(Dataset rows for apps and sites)

---*---

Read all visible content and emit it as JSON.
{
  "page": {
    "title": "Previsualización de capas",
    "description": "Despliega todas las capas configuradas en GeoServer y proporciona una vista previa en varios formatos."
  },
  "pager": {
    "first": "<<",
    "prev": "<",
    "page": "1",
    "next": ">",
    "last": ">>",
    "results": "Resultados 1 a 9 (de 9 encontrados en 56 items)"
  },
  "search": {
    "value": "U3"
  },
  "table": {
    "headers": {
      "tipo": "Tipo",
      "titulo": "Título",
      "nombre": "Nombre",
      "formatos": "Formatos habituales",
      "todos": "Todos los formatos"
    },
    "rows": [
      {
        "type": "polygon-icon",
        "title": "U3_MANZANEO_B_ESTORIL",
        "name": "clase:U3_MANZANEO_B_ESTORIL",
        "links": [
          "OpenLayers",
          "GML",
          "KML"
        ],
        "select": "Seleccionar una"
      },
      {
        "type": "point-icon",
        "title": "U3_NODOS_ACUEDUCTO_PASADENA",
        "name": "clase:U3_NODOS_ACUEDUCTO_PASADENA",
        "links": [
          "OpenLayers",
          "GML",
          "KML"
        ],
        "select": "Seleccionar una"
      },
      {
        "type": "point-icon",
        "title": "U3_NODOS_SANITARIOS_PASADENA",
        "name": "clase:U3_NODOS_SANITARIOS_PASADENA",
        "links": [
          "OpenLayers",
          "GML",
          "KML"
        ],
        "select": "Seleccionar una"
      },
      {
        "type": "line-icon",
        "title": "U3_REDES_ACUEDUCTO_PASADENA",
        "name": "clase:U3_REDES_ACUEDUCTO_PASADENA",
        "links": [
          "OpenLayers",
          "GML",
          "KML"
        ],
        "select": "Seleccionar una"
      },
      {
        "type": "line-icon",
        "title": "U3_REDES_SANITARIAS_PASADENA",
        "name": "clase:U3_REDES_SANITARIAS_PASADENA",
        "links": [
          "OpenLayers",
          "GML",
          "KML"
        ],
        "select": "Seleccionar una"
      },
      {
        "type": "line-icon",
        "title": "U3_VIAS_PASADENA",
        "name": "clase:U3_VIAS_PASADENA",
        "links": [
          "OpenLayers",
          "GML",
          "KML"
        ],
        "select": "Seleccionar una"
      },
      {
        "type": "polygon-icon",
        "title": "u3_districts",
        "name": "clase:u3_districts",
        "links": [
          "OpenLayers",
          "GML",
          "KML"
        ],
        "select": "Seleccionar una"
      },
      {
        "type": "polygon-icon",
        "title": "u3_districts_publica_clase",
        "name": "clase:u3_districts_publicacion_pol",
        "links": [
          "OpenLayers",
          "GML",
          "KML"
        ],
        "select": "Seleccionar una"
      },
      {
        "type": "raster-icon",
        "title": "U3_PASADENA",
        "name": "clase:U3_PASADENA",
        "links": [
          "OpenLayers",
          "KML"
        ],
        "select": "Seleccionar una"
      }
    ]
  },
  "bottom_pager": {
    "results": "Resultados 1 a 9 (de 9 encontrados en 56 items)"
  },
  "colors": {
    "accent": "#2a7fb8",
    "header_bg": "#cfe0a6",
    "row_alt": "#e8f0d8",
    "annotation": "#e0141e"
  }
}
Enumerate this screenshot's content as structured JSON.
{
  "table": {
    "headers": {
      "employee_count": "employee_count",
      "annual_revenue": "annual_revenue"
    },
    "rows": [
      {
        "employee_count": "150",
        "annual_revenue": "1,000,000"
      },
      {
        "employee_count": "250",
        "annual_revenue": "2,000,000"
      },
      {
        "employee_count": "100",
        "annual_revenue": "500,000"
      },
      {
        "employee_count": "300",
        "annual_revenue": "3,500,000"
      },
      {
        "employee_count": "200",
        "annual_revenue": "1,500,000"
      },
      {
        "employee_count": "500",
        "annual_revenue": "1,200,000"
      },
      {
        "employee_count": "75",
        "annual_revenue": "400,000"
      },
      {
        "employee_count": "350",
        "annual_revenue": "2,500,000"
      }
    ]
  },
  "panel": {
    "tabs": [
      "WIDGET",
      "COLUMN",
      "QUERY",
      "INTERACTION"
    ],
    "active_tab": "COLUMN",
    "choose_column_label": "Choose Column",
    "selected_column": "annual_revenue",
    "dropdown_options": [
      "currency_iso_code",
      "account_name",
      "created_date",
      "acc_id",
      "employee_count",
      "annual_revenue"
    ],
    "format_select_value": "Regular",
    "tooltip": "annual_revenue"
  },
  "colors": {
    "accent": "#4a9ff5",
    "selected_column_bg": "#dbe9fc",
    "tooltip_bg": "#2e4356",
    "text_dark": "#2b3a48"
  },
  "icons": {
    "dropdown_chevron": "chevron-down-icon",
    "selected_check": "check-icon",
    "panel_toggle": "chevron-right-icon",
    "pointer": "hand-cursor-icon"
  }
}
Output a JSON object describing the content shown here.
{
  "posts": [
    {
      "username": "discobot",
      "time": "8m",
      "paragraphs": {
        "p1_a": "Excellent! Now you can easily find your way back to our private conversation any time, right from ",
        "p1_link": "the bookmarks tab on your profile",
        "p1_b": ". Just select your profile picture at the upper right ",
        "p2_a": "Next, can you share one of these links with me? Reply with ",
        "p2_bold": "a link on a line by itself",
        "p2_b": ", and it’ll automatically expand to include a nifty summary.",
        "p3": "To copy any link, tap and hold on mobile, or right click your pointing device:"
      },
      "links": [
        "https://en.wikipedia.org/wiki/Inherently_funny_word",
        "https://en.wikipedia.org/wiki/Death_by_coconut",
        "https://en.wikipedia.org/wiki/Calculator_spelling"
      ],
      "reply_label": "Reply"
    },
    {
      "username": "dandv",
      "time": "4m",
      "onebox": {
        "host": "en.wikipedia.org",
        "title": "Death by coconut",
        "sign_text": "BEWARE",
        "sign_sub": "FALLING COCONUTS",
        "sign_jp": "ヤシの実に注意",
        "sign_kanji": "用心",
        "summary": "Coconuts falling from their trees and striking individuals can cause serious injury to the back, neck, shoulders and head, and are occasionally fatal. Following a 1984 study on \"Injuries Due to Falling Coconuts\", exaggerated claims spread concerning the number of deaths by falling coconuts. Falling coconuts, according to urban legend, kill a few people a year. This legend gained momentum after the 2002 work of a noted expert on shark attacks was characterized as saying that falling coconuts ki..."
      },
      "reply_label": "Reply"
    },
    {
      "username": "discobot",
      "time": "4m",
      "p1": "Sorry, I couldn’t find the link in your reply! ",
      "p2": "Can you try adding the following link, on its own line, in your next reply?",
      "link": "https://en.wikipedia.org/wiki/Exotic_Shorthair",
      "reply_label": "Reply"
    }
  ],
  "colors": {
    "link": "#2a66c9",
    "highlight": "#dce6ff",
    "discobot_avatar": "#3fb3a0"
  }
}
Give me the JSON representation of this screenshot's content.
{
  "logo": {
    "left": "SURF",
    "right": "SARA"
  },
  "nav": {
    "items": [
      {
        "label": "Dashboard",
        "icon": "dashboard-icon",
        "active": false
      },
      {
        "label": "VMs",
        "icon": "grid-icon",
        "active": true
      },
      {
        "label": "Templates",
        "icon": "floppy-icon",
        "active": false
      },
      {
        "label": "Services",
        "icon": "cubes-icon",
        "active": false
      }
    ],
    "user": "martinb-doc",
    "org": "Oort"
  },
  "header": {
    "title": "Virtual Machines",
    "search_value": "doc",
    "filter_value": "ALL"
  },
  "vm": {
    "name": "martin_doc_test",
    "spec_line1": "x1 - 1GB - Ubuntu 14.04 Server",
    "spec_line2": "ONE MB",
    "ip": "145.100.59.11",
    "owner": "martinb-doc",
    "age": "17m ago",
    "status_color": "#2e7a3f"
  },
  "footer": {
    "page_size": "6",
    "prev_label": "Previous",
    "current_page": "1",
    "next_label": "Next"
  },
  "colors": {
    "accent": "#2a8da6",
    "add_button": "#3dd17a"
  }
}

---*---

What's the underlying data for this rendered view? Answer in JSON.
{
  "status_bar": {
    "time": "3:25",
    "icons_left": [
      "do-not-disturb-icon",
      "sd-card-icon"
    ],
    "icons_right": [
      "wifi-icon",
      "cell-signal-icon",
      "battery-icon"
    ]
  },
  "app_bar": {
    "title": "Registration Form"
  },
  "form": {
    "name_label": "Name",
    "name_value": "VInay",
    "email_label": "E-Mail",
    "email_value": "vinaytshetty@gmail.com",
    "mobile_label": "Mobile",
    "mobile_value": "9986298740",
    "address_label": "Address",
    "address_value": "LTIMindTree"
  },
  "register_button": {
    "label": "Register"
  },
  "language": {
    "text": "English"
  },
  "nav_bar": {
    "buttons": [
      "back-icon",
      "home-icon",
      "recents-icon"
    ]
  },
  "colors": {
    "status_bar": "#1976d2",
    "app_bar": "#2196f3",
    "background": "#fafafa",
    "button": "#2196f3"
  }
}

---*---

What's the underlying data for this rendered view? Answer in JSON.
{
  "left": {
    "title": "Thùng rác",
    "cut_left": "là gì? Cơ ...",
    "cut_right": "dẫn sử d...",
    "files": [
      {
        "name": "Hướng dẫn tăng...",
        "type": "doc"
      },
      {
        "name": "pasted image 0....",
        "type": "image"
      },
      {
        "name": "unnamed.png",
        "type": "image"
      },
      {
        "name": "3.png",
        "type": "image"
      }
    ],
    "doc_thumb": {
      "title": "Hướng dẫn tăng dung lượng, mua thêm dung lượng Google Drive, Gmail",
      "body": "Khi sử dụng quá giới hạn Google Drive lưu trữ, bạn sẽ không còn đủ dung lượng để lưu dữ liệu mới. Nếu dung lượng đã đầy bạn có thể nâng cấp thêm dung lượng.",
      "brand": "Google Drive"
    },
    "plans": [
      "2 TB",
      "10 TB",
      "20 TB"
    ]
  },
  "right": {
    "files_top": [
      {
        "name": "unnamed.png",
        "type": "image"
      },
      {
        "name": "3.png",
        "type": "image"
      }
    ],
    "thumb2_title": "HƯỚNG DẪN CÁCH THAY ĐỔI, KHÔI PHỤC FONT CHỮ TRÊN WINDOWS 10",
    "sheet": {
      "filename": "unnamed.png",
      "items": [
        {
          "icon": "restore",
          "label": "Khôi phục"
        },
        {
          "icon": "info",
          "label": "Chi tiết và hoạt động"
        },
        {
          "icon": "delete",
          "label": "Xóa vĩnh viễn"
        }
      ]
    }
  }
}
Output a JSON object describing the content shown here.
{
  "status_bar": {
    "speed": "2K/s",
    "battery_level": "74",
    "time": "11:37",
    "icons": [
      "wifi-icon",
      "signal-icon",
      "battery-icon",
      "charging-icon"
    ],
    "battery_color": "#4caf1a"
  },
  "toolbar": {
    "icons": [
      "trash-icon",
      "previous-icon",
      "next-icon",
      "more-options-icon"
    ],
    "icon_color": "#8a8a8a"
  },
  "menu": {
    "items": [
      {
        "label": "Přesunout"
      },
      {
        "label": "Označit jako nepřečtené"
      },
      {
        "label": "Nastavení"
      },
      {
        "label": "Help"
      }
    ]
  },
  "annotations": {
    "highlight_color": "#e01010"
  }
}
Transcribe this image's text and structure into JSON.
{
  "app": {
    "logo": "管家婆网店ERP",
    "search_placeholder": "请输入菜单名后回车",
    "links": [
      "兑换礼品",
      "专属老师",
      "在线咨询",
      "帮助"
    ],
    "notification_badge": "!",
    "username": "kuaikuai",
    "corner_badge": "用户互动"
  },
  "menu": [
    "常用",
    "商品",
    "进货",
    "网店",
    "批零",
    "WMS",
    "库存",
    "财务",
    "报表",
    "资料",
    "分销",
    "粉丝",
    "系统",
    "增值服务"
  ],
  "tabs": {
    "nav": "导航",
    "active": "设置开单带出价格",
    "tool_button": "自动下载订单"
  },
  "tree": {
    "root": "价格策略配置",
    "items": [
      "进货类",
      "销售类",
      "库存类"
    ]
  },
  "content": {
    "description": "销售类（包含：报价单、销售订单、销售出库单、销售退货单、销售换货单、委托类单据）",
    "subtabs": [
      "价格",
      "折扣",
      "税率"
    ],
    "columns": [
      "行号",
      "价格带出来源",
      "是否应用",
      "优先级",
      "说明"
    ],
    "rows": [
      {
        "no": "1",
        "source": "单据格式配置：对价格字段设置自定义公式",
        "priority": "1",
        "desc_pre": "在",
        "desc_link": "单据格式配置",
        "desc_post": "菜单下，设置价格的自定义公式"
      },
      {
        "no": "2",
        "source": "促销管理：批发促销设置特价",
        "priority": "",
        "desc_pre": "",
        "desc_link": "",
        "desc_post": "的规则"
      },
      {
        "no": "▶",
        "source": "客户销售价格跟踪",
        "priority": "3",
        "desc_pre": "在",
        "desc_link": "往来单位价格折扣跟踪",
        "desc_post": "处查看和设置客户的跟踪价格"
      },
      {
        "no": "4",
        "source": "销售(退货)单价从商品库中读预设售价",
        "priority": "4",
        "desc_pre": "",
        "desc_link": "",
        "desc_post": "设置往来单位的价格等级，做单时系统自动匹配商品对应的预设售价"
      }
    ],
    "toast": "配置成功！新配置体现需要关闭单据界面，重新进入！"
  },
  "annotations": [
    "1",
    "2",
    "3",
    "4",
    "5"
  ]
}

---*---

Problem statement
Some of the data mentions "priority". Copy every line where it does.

Exercise solution
        "priority": "1",
        "priority": "",
        "priority": "3",
        "priority": "4",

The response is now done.